“He didn’t necessarily have any marks on his back shoulder until a few days later; there was just a tiny red bump. That was it.”
The family live in a wooded area and are familiar with ticks and their dangers.
Ticks can carry viruses, namely Lyme disease, which Johnny’s sister tested positive for in 2019.
But, with a negative result himself, Johnny had to have various tests to figure out what was wrong.
His white blood cell count was three times higher than normal, indicating infection.
Johnny was admitted on July 1 and deteriorated, with Jamie recalling he became floppy in her arms. He was transferred to a children’s hospital where his heart rate slowed.
Jamie said: “When they took him for the CT scan, we absolutely did not think that we were coming back with our son.”
The CT scan showed that Johnny had encephalitis (inflammation of the brain) and meningitis (inflammation of the membranes that surround the brain and spinal cord).
But at the time, doctors were still unsure why.
They were able to start treatment and Johnny remained in hospital until July 12.
And days later, it was eventually discovered that Johnny had been bitten by a tick infected with Powassan virus – which is incredibly rare.
The virus can spread from the tick to person within 15 minutes, which is much quicker than other infections.
Around ten per cent of Powassan virus cases that lead to encephalitis are fatal.
Powassan virus infections, according to the Centers for Disease Control and Prevention, have been found in the US, Canada, and Russia.
In the US, 178 cases of Powassan have been reported since 2011, primarily in the northeastern states and the Great Lakes region.
It is thought that many more people catch the virus but are unaware, due to showing only mild symptoms.
Powassan virus has not been detected in the UK. But people are warned that ticks -some of them carrying Lyme disease – live in forests and grassy areas of the UK.
Recalling when Johnny got his diagnosis, Jamie said: “I called my husband and said, ‘You’ve got to be kidding me. The whole time it was that stupid little tick.

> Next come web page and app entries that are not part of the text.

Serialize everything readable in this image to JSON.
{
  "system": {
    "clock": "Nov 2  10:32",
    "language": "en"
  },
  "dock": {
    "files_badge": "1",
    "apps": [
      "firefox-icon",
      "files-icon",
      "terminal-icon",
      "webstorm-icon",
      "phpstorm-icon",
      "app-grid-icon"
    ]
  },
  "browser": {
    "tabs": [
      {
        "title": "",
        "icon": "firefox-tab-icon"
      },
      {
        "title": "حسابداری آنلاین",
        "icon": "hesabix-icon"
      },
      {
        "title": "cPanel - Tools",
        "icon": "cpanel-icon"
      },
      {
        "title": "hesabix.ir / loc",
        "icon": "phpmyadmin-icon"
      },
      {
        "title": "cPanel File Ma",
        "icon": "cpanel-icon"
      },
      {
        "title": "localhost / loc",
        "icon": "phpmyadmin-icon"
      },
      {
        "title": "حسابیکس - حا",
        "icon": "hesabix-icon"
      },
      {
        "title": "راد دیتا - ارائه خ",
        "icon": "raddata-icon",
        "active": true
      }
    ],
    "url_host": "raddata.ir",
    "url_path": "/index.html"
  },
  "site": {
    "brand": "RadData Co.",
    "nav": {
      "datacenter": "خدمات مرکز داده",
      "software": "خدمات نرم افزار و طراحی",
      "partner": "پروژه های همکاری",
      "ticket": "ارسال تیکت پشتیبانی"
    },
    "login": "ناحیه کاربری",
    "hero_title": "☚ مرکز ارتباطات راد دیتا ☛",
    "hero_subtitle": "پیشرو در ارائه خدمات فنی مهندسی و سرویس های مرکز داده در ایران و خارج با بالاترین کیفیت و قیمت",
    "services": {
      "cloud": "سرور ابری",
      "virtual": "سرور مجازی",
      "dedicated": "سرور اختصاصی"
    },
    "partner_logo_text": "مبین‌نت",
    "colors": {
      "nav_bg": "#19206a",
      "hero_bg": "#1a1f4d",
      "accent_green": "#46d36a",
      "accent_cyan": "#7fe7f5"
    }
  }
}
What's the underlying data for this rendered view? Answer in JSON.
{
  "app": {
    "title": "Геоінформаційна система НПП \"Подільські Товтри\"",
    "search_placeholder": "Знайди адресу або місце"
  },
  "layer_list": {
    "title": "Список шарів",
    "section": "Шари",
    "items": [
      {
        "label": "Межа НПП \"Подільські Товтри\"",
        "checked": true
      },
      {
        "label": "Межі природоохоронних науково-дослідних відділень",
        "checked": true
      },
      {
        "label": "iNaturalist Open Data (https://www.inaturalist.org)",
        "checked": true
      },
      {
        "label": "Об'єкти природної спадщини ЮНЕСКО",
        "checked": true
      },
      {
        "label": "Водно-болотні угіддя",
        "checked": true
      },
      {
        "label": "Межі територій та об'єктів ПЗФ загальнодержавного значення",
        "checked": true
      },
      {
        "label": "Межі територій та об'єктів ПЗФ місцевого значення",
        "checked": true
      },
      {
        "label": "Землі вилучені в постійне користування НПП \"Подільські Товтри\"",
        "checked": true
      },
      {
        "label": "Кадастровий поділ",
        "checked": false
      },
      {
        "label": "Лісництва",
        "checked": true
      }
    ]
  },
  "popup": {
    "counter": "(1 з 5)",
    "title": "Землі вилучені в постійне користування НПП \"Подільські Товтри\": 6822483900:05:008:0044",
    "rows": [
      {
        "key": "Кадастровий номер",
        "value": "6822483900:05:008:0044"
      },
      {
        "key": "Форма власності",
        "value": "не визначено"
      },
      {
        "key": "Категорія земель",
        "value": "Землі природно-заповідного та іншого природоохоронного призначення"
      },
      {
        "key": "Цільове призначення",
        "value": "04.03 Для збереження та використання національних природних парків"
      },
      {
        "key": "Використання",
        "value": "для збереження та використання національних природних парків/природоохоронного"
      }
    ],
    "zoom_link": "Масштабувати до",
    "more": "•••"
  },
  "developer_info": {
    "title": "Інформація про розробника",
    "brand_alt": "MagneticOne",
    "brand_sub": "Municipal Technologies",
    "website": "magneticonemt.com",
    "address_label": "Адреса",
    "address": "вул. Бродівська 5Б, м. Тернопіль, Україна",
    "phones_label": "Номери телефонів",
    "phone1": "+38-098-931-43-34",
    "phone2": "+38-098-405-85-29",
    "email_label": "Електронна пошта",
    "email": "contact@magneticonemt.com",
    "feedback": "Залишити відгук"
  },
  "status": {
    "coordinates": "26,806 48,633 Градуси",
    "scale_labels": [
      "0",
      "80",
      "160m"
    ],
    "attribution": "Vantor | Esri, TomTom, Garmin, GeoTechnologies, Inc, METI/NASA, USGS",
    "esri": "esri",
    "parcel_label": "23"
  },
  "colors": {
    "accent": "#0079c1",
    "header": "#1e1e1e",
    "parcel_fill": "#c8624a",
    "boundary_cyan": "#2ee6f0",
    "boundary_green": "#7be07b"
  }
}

I knew it’.
“I Googled it and I was like, what the heck is this? What are the chances?”
Johnny has still not fully recovered from his ordeal, as half of survivors have permanent neurological symptoms, according to New York Department of Health.
At first, Johnny was unable to walk or balance, and had signs of brain damage. His parents had to help him eat and sit up.
He has improved greatly since but still struggles with speech and the left side of his body is weaker.
Jamie said: “He appears to have regressed a bit cognitively, but we are optimistic that his resilience will see him through.
“His doctor said his brain was injured, it has to heal and that affects everything.”
She warned other parents to push for answers when their instinct tells them there is something more sinister going on.
She said: “Advocate for your kids. If you feel like something is not right, you need to push for answers.
“The first time we saw the paediatrician, they said it’s viral… it’s got to run its course. Luckily for Jonathan, we were adamant that something else was wrong.”